On a less extensive scale, Ansab Jahangir is another brand that likes to work on fashion shoots that feature two actresses — instead of one — as well as fashion models. The bridal-wear campaign for October 2019, for instance, featured actresses Ayeza Khan as well as Amna Ilyas.
Zoha Shakir, the brand’s co-owner, observes, “We just want to show different looks on women with different body types. Some customers may be able to connect better with an image of a well-loved actress while others may appreciate how the designs look on a model. And the celebrities working with us do have huge fan followings and it helps generate mileage for us.”
Asim Jofa, meanwhile, has just gone all-out in an extravagant shoot for his unstitched ‘Naubahar’ line. The recently released images of the collection showcases 10 top-tier actresses, laden in zari and sequins and surrounded with lavish florals, glinting candles, garlands and even the occasional torso of a horse! The clothes are set off with teekas and chokers and the actresses look quite glamorous.
“I put a lot of thought into what everyone would be wearing,” says Asim Jofa. “The embroidery and the colour was chosen according to each actress’ specific personality. My daughter designed each set and we photographed each celebrity separately, one after the other, in a shoot that went on for 72 hours! I wanted all of them to truly enjoy the experience and they all very happily posted their pictures. On the day of the collection’s release, I asked all of them to post pictures from the campaign simultaneously, on Instagram. They all have millions of followers. Imagine the extensive audience we reached in those few minutes!”
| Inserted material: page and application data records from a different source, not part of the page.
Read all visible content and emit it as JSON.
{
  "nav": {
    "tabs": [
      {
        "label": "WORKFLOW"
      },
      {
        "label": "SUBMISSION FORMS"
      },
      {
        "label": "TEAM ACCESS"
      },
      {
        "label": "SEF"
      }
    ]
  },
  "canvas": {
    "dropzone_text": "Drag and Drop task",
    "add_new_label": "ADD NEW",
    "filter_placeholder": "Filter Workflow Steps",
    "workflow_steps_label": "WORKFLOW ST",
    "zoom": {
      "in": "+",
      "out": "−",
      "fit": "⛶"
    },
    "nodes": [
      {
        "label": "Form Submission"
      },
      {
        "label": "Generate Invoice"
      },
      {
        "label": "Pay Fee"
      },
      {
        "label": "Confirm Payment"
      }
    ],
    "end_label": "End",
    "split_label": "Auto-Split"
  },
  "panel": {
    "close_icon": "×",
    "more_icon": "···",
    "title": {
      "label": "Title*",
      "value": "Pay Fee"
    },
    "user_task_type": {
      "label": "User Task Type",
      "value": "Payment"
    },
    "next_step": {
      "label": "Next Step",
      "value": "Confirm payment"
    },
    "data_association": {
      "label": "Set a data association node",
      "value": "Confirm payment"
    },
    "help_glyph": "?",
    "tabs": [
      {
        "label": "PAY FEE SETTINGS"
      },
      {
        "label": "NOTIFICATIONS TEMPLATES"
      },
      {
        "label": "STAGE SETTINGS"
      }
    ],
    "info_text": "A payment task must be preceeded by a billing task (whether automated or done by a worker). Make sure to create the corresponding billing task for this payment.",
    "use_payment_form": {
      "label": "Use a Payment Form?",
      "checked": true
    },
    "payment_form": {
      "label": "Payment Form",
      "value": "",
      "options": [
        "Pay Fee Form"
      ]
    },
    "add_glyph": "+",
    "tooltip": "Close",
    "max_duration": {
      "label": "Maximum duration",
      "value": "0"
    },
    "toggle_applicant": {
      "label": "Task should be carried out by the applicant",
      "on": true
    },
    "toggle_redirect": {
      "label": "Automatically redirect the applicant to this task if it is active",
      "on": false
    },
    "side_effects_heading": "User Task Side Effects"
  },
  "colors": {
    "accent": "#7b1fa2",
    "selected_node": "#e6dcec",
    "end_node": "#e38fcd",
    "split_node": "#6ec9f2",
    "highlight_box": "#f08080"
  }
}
In a similar vein, Maryam Hussain, a fledgling Lahore-based brand, also recently collaborated with a number of actresses for their luxury festive lawn line. The trend, it seems, is on the rise and there will be many more such campaigns.
There are only a limited number of popular ‘it’ actresses in Pakistan’s entertainment industry. They have huge followings and many boast an impressive repertoire of work. They do have the clout to draw in sales when they appear in a single campaign. But when they work with one brand after the other, appearing in a new shoot every week, the images start looking repetitive.
A quick scan through Instagram proves this.
You may admire Ayeza Khan wearing an embellished suit but the next day, you may like her just as much in a formal tunic by another designer. And any die-hard fan of Ayeza, wanting to emulate her, can happily sift through multiple brands, all endorsed by her, before making a purchase.
By working with dozens of brands every season, celebrities act as models rather than brand ambassadors. It must certainly be very lucrative for the stars but from the brands’ perspective, it doesn’t really help them in carving a distinctive identity.
And the images can’t have the impact that a single major actress can make as the face of a brand when she signs a contract of exclusivity for a certain period of time. A case in point, once again, could be Ayeza Khan, who made waves for AlKaram all through last year, when it was the only high-street brand that she could work with.
And I’ll take the higher road of the fashion purist and observe that above all, long term brand loyalty cannot be gained merely through celebrity mileage. Good design, an eye for quality and competitive prices are necessary to build a brand with a strong customer base. A famous face for the brand — or a plethora of celebrities — can only do so much.
Unless, of course, a brand manages to score a coup and take on board a highly coveted celebrity for the very first time in Pakistan. A certain much-hyped, much-loved Turkish actress comes to mind who is busy signing advertising deals in Pakistan these days and keeps hinting that she will be visiting us soon, once the coronavirus has run its course.
If — and when — such a brand collaboration does take place, the sales and euphoria will serve as an example of how star power can really work wonders (or not) for a brand. I’ll write that particular story when the time comes.